4 Factors to Measure Your Online Reputation

Recruiters and hiring managers use four dimensions to evaluate the people they Google.

There’s no debating it, your online reputation will impact your ability to get a job. The facts:

  • 83 percent of hiring managers and recruiters research candidates online. [ Execunet, 2007 ]
  • 70 percent of recruiters have eliminated candidates based on information they found online. [ Microsoft 2009 — US, UK, France, Germany]

Not long ago, when someone Googled you, they were making a decision about you based on two factors: volume and relevance. Volume speaks to how much content there is on the Web about you — the more there is, the more people believe you have something to say. Relevance speaks to how consistent the content is with who you say you are. It answers the question, is this person relevant and compelling?

When we designed the Online ID Calculator, we built an algorithm that measures these two important factors of online reputation. Nearly 60,000 people have used the calculator to measure their volume and relevance of results and see where they show up in a four-box model.

Recently, however, thanks to changes in how Google displays results, the huge rush of people to get their brands online and the way we search for people on the Web, we identified two additional factors that searchers use to evaluate the people they Google. Those factors are purity and diversity.

Purity: Now that almost everyone has jumped on the Web, there is a lot of noise. There was a time when you Googled me — “William Arruda” — and the only results were about me. I am fortunate to have a fairly unique name. (Thanks, Dad!) But now, a Google search reveals that there is a bodybuilder, a cop and a teacher who share my unique name. You have likely seen the same when you Google yourself. This creates confusion for those who want to learn about you — making it hard for them to discern what content they should associate with you.
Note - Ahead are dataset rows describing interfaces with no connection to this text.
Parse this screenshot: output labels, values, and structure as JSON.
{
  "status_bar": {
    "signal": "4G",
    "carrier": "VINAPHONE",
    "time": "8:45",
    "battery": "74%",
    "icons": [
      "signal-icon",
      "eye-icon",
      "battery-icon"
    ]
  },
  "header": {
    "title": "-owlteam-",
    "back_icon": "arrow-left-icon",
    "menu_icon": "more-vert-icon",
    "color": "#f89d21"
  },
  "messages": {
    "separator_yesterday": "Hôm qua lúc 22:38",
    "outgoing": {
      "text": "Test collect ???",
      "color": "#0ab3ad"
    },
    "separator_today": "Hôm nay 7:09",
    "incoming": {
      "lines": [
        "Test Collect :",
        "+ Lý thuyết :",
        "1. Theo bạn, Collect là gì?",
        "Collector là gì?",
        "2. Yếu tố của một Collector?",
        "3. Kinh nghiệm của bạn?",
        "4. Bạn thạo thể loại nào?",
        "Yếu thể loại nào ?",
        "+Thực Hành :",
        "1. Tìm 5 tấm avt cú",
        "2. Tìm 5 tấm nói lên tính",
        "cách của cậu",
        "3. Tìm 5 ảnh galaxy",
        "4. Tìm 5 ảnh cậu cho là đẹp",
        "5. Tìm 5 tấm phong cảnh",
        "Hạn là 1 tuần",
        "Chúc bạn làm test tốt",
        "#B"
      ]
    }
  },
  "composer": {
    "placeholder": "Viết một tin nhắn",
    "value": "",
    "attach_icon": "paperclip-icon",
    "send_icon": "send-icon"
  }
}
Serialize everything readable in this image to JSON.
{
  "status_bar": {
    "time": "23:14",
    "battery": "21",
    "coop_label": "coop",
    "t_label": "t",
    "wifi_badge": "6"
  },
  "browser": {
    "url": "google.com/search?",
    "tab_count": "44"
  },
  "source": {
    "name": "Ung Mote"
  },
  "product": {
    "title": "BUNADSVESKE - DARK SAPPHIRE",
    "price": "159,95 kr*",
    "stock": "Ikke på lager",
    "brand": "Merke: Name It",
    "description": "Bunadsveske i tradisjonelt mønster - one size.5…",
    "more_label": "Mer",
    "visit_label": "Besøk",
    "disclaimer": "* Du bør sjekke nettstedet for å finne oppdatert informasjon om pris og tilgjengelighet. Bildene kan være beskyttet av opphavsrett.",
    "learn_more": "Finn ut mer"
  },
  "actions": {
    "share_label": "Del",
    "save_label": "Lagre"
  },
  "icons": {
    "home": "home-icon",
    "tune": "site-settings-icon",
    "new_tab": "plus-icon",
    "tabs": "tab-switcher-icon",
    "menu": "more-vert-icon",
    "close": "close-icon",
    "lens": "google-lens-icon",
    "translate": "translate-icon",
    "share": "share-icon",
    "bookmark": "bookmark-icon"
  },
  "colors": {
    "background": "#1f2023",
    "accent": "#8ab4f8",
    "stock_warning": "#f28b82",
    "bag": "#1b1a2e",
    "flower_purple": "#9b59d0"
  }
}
Diversity: The diversity measure acknowledges the evolution from text-only searches to blended search. You have likely noticed when you perform a Google search that the results include the standard written content (links to blogs and Web sites and articles, for instance) along with images, video and real-time content. No longer is it enough to comment on a few blog posts, build your LinkedIn profile and publish an article to a relevant Web portal. Today, you need to ensure that that your Web content is diverse — that it includes multimedia items and your recent Twitter posts.

The next time you Google yourself, look holistically at these four measures — volume, relevance, purity and diversity — and ask yourself, “What perceptions would searchers form from reading my Google results?”

Once you are clear about your personal brand, here are three steps to enhance your online reputation:

Step 1. Understand your digital brand. You can use tools like Google, Truveo and Addictomatic, and online ID Calculator, to understand how you measure up in the four dimensions of online branding.

Step 2. Determine which of the four measures — volume, relevance, diversity or purity — needs the greatest attention (you may have a couple that could use some work).

Step 3. Depending on which areas need the most attention, apply the tips below:

  • Volume enhancers: If you need more results that are about you, set up social networking profiles on many sites by editing your current branded bio and establishing accounts at naymz, ziki, ziggs and other sites.
  • Relevance enhancers: To enhance relevance, where possible, remove content that is unflattering or inconsistent with how you want to be known, write an article about your area of expertise and post it to an appropriate online portal. Find blogs related to your area of thought-leadership, subscribe and comment when you have something valuable to contribute. Review books related to your area of expertise at amazon.com and barnesandnoble.com. Publish relevant white papers to SCRIBD.com. To learn how to turn one real-world communications activity into a year’s worth of online content, check out this video: http://bit.ly/realvirtual.
  • Purity enhancers: Sign up for an account at Vizibility. The service allows you to identify the Google results that are about you and create a “Search Me” button that you can include in your e-mail signature, your LinkedIn profile, on your blog, etc.
  • Diversity enhancers: Sign up for a Flickr account and post relevant images. If you don’t already have one, set up your Google profile.

Soon, you should be on your way to the volume, relevance, purity and diversity that will improve your ability to get a job.